It’s something that, after 6 years in ministry, I am still learning to cope with. I know it is coming and I am learning to be kind to myself, to give myself a little leeway during this period. It doesn’t last forever, which is good. But it’s also Nora time I can afford to just take off. There are still things to be done, meetings to attend, services to plan and execute. So what I am learning is how to balance the “to do” list with some time for rest and recuperation.

If I am not careful, this could be a time when I work too hard and end up dealing with illness or burnout. On the other hand, it could easily become an extended time of low-energy or even depression.

The trick is finding balance. And balance is a tricky thing to find.

I think the same could be true in a general life of faith. There are these “high points” throughout the Christian year…but what about “the rest of the time”? Do we get ourselves all psyched up and ready for the holy seasons and then just fall away afterward? I hope not. I certainly think that was not what Jesus had in mind for his disciples. I am certain that Jesus had in mind the kind of faith Paul describe in his letter to the church in Colosae:

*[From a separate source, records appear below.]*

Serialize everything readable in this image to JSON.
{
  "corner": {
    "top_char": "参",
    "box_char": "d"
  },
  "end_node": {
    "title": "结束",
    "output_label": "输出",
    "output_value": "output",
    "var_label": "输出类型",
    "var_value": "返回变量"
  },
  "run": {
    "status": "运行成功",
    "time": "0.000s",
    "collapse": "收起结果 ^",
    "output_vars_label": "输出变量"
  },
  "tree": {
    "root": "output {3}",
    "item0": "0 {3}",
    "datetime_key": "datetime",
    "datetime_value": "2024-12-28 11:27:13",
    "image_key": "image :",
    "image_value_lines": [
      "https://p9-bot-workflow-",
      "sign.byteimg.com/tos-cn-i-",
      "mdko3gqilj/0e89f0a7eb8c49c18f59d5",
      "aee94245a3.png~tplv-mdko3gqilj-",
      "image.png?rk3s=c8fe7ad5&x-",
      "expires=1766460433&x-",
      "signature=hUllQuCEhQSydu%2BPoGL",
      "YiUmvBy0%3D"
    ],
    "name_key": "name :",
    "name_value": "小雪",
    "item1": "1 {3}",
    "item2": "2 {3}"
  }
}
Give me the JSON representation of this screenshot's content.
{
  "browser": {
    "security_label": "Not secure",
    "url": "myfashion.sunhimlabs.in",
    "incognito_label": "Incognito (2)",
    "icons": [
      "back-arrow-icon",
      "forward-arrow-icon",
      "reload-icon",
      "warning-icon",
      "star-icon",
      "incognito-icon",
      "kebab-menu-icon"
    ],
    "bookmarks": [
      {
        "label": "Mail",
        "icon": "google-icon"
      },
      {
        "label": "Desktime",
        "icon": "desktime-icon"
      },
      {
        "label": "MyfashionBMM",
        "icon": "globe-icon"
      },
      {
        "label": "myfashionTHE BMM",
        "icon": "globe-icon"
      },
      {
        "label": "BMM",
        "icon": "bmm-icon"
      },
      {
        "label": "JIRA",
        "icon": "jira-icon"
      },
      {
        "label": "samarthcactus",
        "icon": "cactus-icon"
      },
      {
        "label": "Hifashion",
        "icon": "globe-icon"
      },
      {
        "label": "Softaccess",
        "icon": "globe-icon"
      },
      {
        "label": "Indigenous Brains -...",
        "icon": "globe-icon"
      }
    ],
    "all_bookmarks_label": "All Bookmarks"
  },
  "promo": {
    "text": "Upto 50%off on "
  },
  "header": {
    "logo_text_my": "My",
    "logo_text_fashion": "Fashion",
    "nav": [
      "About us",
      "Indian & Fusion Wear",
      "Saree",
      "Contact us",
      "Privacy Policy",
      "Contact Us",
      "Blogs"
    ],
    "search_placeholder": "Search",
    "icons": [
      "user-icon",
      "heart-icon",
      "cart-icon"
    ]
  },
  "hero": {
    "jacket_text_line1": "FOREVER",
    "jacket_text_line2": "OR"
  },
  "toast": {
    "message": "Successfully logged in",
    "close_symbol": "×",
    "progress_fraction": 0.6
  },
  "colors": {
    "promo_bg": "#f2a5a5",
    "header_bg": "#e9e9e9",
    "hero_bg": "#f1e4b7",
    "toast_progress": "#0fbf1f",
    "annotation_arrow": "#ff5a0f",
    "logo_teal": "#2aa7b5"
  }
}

And now, just as you accepted Christ Jesus as your Lord, you must continue to follow him. Let your roots grow down into him, and let your lives be built on him. Then your faith will grow strong in the truth you were taught, and you will overflow with thankfulness.
Colossians 2:6, 7 NLT

Followers of Jesus are followers of Jesus whether it is Holy Week or just a random Tuesday in any month of the year. We are meant to be rooted and grounded in Him. We are meant to have a steadfast faith, no matter the season.

And while trying to balance rest and the work that must be done, I find it helpful to remember that.